● **BRIEF**:
Output every record below exactly as it appears.

● **EXTRACTED ENTRIES**:
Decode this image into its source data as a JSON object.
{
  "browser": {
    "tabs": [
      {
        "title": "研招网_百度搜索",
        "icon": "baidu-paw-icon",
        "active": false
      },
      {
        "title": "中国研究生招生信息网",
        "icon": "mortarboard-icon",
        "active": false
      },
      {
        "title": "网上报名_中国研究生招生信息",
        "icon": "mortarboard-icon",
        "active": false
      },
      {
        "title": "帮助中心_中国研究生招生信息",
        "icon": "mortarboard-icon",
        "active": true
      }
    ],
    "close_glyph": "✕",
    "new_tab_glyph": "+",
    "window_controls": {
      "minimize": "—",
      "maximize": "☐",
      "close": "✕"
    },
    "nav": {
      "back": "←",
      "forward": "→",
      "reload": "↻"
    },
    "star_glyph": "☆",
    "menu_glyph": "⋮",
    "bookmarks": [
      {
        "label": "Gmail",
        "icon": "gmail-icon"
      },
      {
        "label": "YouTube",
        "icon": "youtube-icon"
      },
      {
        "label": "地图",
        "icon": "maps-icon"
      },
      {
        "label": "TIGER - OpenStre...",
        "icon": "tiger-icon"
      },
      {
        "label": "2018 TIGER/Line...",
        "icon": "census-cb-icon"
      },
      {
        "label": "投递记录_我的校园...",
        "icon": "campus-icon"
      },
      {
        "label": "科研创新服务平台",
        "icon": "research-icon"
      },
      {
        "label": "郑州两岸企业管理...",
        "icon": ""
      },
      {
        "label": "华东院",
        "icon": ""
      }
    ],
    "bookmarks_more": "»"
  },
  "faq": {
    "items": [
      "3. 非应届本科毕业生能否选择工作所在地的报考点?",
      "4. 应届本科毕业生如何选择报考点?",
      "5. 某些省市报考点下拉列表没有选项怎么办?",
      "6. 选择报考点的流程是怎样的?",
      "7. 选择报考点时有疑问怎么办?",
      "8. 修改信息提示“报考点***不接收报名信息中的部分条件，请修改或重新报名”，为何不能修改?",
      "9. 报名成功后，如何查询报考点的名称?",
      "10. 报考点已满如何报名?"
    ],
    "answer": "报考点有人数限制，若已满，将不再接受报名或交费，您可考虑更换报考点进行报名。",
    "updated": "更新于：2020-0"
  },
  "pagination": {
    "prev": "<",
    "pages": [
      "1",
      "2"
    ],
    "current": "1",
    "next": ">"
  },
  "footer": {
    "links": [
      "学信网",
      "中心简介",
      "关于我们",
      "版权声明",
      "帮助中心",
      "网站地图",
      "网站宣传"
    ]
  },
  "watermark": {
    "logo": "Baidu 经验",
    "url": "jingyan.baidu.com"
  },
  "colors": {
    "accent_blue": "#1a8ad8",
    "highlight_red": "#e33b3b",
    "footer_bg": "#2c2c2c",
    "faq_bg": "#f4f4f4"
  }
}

● **COMPLETED TASK**:
Decode this image into its source data as a JSON object.
{
  "browser": {
    "tabs": [
      {
        "title": "研招网_百度搜索",
        "icon": "baidu-paw-icon",
        "active": false
      },
      {
        "title": "中国研究生招生信息网",
        "icon": "mortarboard-icon",
        "active": false
      },
      {
        "title": "网上报名_中国研究生招生信息",
        "icon": "mortarboard-icon",
        "active": false
      },
      {
        "title": "帮助中心_中国研究生招生信息",
        "icon": "mortarboard-icon",
        "active": true
      }
    ],
    "close_glyph": "✕",
    "new_tab_glyph": "+",
    "window_controls": {
      "minimize": "—",
      "maximize": "☐",
      "close": "✕"
    },
    "nav": {
      "back": "←",
      "forward": "→",
      "reload": "↻"
    },
    "star_glyph": "☆",
    "menu_glyph": "⋮",
    "bookmarks": [
      {
        "label": "Gmail",
        "icon": "gmail-icon"
      },
      {
        "label": "YouTube",
        "icon": "youtube-icon"
      },
      {
        "label": "地图",
        "icon": "maps-icon"
      },
      {
        "label": "TIGER - OpenStre...",
        "icon": "tiger-icon"
      },
      {
        "label": "2018 TIGER/Line...",
        "icon": "census-cb-icon"
      },
      {
        "label": "投递记录_我的校园...",
        "icon": "campus-icon"
      },
      {
        "label": "科研创新服务平台",
        "icon": "research-icon"
      },
      {
        "label": "郑州两岸企业管理...",
        "icon": ""
      },
      {
        "label": "华东院",
        "icon": ""
      }
    ],
    "bookmarks_more": "»"
  },
  "faq": {
    "items": [
      "3. 非应届本科毕业生能否选择工作所在地的报考点?",
      "4. 应届本科毕业生如何选择报考点?",
      "5. 某些省市报考点下拉列表没有选项怎么办?",
      "6. 选择报考点的流程是怎样的?",
      "7. 选择报考点时有疑问怎么办?",
      "8. 修改信息提示“报考点***不接收报名信息中的部分条件，请修改或重新报名”，为何不能修改?",
      "9. 报名成功后，如何查询报考点的名称?",
      "10. 报考点已满如何报名?"
    ],
    "answer": "报考点有人数限制，若已满，将不再接受报名或交费，您可考虑更换报考点进行报名。",
    "updated": "更新于：2020-0"
  },
  "pagination": {
    "prev": "<",
    "pages": [
      "1",
      "2"
    ],
    "current": "1",
    "next": ">"
  },
  "footer": {
    "links": [
      "学信网",
      "中心简介",
      "关于我们",
      "版权声明",
      "帮助中心",
      "网站地图",
      "网站宣传"
    ]
  },
  "watermark": {
    "logo": "Baidu 经验",
    "url": "jingyan.baidu.com"
  },
  "colors": {
    "accent_blue": "#1a8ad8",
    "highlight_red": "#e33b3b",
    "footer_bg": "#2c2c2c",
    "faq_bg": "#f4f4f4"
  }
}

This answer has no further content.